“Everyone has a washer, we simply press a button and do the job,” stated Achilli. The identical might be true of water therapy.

“The person doesn’t should be an skilled in water reuse,” he stated.

Over three phases of analysis, the crew of eight investigators may also look into the way in which that daylight can deal with water for sure micro organism, how activated carbon might sponge up contaminants, and tips on how to develop extra delicate assessments for water-borne viruses and extra sustainable, electrical methods to provide therapy chemical substances.

Hickenbottom is targeted on desalination: an infamously energy-intensive course of. She hopes that troughs of photo voltaic panels which seize each electrical energy and warmth can present the sustainable power to take away salt from extra water, whereas different minerals might be extracted for fertilizer.

For each Achilli and Hickenbottom, it’s the biggest grant mission they’ve ever labored on, nevertheless it nonetheless pales compared to the college’s spending on optics or house exploration. As a result of water therapy analysis is less expensive, nevertheless, Achilli stated the grant will permit teachers to rent extra researchers and go additional with their research.

“Our analysis is just not costly,” he stated. “It’s not rocket science.”

In addition to environmental threats, the researchers stated water therapy faces logistical and recruitment hurdles.

“The water sector wants new individuals,” stated Achilli. As a substitute of wastewater, “all of the engineering college students need to go to pc science.” he laughed. “Bizarre!”

Sewage is just not horny; additionally it is gradual.

“Not like semiconductors and knowledge and the tech business,” stated Hickenbottom, “the whole lot in our business takes a long time for one thing to really be applied.”

A part of the grant will go in direction of workforce improvement, Achilli stated, each within the analysis facility and on the county’s therapy plant.

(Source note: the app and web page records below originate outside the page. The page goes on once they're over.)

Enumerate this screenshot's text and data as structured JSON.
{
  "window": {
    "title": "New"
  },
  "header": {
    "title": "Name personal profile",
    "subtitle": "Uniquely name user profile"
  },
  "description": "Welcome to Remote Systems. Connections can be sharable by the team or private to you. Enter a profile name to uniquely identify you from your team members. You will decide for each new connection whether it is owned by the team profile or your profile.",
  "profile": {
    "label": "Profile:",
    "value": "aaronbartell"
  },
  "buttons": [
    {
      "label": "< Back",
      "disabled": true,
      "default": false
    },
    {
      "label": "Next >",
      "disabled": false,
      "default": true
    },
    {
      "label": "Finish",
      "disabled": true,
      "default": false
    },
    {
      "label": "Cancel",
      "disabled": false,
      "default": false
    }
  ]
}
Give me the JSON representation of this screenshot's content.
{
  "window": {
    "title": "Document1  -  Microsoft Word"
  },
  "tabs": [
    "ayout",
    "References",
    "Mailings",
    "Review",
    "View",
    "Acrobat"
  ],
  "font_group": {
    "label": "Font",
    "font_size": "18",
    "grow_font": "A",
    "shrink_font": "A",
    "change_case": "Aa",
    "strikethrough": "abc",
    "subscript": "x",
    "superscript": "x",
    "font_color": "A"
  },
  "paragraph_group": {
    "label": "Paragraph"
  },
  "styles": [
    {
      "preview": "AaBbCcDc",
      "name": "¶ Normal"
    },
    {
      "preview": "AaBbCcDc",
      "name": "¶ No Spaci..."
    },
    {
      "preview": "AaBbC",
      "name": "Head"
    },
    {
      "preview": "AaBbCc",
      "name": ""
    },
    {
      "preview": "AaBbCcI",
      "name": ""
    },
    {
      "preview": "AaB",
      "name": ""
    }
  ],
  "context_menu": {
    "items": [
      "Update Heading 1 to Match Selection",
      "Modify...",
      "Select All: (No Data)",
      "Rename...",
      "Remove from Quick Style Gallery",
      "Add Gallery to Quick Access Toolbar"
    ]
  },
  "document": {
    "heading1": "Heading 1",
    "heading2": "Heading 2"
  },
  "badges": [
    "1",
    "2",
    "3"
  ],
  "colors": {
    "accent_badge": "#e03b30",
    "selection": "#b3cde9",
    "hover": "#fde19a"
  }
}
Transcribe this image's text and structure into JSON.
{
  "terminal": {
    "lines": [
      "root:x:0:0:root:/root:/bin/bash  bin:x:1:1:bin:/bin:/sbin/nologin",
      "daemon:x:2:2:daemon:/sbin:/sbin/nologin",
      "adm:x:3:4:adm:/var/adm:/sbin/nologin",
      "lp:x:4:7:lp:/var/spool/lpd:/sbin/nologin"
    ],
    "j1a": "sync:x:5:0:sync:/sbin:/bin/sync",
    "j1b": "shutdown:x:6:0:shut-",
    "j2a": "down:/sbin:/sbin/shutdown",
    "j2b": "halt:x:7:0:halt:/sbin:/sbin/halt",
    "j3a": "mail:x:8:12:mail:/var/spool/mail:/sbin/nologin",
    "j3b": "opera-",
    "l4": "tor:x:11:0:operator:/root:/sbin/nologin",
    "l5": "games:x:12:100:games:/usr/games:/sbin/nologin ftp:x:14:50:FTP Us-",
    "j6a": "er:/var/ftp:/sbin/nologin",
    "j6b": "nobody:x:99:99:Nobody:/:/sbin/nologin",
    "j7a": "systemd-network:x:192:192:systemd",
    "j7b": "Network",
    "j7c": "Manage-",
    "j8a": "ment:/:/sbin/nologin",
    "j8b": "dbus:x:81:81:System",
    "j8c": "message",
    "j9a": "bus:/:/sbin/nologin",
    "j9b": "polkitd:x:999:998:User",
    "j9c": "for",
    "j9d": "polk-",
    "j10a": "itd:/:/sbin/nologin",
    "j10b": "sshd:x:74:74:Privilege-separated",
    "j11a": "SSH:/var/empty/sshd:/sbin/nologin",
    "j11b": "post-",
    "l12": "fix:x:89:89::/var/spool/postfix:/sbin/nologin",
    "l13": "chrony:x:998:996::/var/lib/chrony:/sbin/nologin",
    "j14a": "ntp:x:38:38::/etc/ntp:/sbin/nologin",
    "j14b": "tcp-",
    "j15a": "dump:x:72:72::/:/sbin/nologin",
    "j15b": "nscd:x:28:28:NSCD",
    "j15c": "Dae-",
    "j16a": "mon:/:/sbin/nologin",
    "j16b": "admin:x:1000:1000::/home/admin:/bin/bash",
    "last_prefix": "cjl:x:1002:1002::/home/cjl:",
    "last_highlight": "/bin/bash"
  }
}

Finally, expertise alone is not going to resolve Arizona’s water scarcity, researchers stated.

“It’s a easy, little piece” of the answer, stated Alchilli. “The issue is way, a lot bigger.”